▸ PROBLEM TO SOLVE: Down to the last word, output the records below, skipping any images.

▸ RECORD EXTRACTS:
■ ■ ■ ■
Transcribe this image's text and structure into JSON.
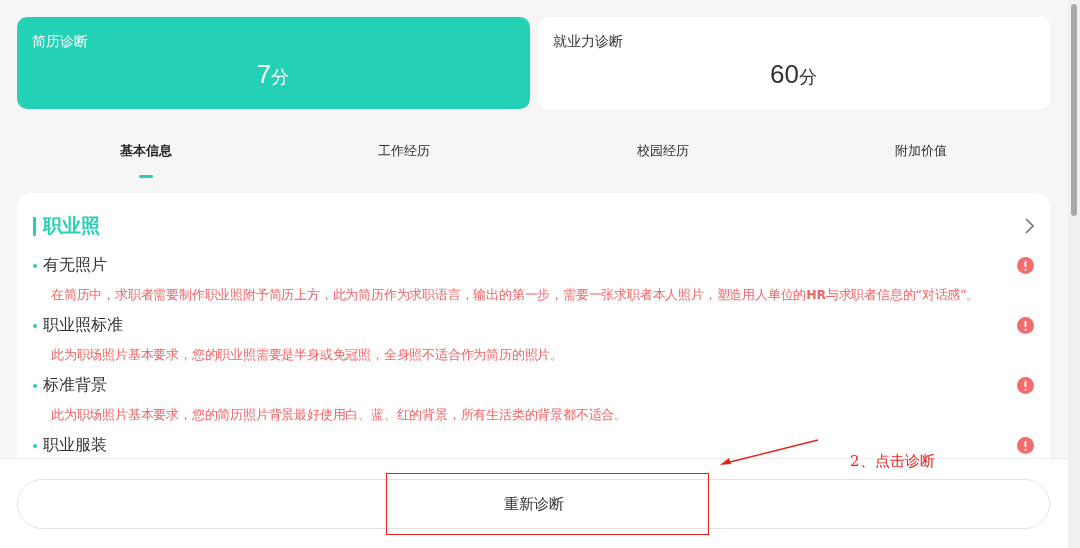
{
  "score_cards": [
    {
      "label": "简历诊断",
      "score": "7",
      "unit": "分",
      "selected": true
    },
    {
      "label": "就业力诊断",
      "score": "60",
      "unit": "分",
      "selected": false
    }
  ],
  "tabs": [
    {
      "label": "基本信息",
      "selected": true
    },
    {
      "label": "工作经历",
      "selected": false
    },
    {
      "label": "校园经历",
      "selected": false
    },
    {
      "label": "附加价值",
      "selected": false
    }
  ],
  "section": {
    "title": "职业照",
    "items": [
      {
        "title": "有无照片",
        "kind": "error",
        "description": "在简历中，求职者需要制作职业照附予简历上方，此为简历作为求职语言，输出的第一步，需要一张求职者本人照片，塑造用人单位的**HR**与求职者信息的“对话感”。"
      },
      {
        "title": "职业照标准",
        "kind": "error",
        "description": "此为职场照片基本要求，您的职业照需要是半身或免冠照，全身照不适合作为简历的照片。"
      },
      {
        "title": "标准背景",
        "kind": "error",
        "description": "此为职场照片基本要求，您的简历照片背景最好使用白、蓝、红的背景，所有生活类的背景都不适合。"
      },
      {
        "title": "职业服装",
        "kind": "error"
      }
    ]
  },
  "action_button": "重新诊断",
  "annotation": {
    "text": "2、点击诊断"
  }
}
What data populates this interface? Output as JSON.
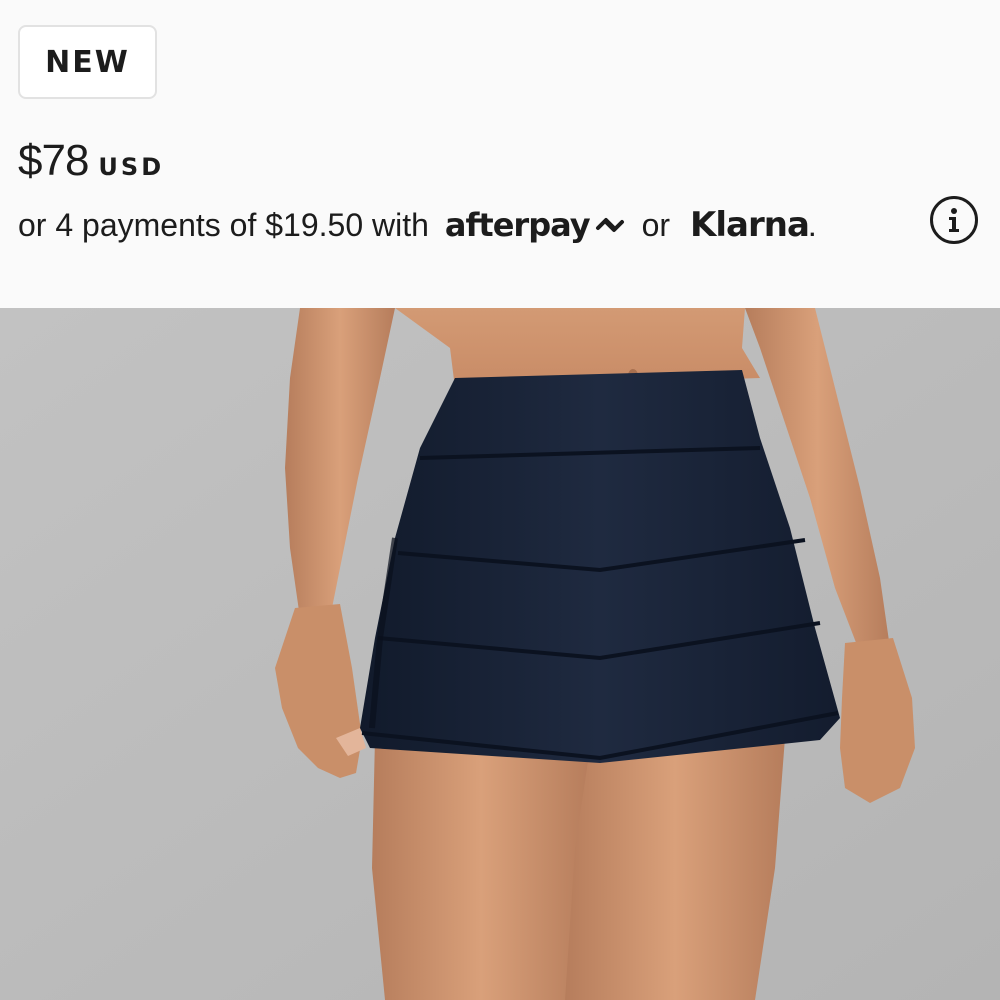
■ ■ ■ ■
▸ TASK RESPONSE:
Transcribe this image's text and structure into JSON.
{
  "score_cards": [
    {
      "label": "简历诊断",
      "score": "7",
      "unit": "分",
      "selected": true
    },
    {
      "label": "就业力诊断",
      "score": "60",
      "unit": "分",
      "selected": false
    }
  ],
  "tabs": [
    {
      "label": "基本信息",
      "selected": true
    },
    {
      "label": "工作经历",
      "selected": false
    },
    {
      "label": "校园经历",
      "selected": false
    },
    {
      "label": "附加价值",
      "selected": false
    }
  ],
  "section": {
    "title": "职业照",
    "items": [
      {
        "title": "有无照片",
        "kind": "error",
        "description": "在简历中，求职者需要制作职业照附予简历上方，此为简历作为求职语言，输出的第一步，需要一张求职者本人照片，塑造用人单位的**HR**与求职者信息的“对话感”。"
      },
      {
        "title": "职业照标准",
        "kind": "error",
        "description": "此为职场照片基本要求，您的职业照需要是半身或免冠照，全身照不适合作为简历的照片。"
      },
      {
        "title": "标准背景",
        "kind": "error",
        "description": "此为职场照片基本要求，您的简历照片背景最好使用白、蓝、红的背景，所有生活类的背景都不适合。"
      },
      {
        "title": "职业服装",
        "kind": "error"
      }
    ]
  },
  "action_button": "重新诊断",
  "annotation": {
    "text": "2、点击诊断"
  }
}
What data populates this interface? Output as JSON.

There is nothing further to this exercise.